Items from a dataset
════════════════════
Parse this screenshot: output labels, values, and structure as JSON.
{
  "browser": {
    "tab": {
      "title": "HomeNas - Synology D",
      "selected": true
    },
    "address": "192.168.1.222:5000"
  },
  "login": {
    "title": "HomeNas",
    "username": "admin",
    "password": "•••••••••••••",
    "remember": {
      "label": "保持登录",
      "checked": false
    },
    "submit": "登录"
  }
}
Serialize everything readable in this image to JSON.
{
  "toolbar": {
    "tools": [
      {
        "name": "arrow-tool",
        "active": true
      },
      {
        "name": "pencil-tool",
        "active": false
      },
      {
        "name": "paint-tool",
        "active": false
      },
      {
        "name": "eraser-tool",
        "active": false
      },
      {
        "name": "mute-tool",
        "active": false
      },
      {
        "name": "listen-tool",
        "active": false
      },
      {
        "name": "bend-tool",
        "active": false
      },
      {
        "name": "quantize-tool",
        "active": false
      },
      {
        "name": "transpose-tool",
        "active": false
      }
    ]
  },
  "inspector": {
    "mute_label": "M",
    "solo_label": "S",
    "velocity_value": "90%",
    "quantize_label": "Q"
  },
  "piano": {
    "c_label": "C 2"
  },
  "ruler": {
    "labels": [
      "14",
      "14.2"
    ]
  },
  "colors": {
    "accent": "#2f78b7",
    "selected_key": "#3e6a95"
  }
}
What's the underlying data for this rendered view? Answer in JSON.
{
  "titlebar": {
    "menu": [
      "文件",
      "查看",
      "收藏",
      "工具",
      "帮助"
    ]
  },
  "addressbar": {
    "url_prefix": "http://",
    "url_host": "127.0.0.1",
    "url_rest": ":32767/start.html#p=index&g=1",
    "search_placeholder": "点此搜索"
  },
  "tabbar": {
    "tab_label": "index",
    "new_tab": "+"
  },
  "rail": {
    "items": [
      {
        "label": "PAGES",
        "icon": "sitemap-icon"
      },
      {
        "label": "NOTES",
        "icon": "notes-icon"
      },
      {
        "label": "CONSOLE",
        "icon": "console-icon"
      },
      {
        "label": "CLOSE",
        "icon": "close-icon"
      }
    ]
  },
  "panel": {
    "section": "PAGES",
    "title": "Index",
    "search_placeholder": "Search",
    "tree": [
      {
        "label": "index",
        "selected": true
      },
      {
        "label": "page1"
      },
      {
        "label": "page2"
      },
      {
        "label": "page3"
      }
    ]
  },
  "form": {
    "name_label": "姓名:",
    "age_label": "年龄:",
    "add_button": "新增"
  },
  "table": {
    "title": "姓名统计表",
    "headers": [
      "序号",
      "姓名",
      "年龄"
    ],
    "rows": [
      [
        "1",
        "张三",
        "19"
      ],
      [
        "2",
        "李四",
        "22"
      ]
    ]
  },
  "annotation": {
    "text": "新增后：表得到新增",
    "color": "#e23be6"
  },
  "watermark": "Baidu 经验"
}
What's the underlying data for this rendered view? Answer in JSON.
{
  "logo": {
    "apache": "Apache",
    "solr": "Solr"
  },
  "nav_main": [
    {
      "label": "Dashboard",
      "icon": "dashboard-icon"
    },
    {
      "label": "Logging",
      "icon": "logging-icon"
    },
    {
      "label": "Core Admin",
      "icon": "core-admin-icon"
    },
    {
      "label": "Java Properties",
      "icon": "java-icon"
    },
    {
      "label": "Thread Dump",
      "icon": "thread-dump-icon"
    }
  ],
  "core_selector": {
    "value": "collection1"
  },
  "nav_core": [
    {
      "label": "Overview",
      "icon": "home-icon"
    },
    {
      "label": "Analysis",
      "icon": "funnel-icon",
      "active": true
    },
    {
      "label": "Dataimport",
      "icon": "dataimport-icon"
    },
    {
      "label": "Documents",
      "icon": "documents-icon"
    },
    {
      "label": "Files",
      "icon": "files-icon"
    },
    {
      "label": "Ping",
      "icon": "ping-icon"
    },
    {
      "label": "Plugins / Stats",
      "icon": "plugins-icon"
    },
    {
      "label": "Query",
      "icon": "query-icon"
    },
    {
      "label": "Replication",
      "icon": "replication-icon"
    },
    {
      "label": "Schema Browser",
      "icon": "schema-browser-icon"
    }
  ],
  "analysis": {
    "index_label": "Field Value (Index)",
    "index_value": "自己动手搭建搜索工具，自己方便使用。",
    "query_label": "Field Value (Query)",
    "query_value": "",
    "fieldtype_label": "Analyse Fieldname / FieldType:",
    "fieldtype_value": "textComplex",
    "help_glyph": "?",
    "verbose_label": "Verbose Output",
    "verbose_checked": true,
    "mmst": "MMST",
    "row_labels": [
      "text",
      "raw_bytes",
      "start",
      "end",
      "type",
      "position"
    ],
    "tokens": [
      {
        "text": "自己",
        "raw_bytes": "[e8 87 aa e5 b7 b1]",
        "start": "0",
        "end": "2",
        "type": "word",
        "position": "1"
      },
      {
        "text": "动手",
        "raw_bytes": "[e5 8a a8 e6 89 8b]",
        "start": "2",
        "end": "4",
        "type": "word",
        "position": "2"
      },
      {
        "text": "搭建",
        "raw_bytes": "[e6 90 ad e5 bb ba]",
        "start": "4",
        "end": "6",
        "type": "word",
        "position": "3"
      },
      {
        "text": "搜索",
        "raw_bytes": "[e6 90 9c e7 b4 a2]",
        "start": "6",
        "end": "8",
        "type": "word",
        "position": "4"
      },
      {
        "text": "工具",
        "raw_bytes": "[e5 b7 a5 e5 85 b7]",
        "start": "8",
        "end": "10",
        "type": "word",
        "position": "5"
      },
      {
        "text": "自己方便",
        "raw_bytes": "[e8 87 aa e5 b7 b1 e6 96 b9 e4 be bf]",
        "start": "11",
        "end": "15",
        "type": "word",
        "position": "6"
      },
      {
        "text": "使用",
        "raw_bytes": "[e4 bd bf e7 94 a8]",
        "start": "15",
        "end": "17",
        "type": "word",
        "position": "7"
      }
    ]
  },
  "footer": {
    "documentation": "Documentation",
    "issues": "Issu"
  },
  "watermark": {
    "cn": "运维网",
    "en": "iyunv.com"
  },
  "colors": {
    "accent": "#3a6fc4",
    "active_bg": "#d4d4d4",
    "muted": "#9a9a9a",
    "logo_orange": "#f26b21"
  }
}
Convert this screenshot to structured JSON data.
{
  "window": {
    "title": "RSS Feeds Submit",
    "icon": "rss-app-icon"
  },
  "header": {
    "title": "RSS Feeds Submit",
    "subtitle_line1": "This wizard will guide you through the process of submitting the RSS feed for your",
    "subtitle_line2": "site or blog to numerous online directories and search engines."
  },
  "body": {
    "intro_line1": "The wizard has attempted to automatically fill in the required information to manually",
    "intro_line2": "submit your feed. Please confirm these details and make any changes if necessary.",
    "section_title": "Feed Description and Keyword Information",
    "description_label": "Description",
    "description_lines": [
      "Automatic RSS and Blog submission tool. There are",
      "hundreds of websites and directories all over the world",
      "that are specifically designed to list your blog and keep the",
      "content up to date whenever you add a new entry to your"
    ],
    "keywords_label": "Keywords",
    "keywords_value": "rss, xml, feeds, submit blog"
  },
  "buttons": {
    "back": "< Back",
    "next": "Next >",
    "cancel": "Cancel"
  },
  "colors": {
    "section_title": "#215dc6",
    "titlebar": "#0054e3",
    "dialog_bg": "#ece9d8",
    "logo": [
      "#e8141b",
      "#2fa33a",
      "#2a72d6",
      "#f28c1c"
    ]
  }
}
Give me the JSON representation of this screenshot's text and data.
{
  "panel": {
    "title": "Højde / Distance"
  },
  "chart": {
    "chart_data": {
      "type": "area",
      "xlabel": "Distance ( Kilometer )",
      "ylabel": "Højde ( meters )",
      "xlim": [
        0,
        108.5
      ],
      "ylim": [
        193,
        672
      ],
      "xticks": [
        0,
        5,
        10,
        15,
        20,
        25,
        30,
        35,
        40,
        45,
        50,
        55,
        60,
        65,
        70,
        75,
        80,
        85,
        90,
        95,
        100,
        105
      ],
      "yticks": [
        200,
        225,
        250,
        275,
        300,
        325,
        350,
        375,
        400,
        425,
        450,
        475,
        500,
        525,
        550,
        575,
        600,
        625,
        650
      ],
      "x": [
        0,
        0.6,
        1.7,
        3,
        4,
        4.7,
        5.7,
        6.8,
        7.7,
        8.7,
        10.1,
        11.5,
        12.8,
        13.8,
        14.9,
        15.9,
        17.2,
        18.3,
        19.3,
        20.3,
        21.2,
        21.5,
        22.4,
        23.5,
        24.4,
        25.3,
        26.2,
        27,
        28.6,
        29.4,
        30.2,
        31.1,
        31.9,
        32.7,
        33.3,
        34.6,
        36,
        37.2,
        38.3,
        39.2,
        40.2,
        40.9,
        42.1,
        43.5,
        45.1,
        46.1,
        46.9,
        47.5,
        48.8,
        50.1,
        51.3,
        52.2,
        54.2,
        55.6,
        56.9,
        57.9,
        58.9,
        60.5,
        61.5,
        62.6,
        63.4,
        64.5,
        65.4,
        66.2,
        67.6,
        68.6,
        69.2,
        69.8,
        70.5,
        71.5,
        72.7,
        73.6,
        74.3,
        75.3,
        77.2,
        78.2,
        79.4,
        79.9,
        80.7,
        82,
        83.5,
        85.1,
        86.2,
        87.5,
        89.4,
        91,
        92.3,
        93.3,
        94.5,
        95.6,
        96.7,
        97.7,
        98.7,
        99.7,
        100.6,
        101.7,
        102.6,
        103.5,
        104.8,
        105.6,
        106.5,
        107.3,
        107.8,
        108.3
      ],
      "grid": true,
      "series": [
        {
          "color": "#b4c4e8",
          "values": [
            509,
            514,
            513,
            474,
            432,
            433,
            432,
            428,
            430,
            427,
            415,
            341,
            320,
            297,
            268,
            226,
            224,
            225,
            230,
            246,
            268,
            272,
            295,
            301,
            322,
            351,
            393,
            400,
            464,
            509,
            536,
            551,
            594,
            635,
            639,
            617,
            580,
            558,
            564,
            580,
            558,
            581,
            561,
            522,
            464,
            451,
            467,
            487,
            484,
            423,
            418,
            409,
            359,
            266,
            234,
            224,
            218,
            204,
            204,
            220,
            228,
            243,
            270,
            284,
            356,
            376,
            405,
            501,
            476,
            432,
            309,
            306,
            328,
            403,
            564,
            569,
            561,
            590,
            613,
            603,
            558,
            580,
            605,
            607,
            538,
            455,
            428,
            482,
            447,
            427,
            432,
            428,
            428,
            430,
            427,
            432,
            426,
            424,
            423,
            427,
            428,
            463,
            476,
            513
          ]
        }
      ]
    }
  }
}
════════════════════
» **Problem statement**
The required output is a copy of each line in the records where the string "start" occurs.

» **Result below**
    "url_rest": ":32767/start.html#p=index&g=1",
      "start",
        "start": "0",
        "start": "2",
        "start": "4",
        "start": "6",
        "start": "8",
        "start": "11",
        "start": "15",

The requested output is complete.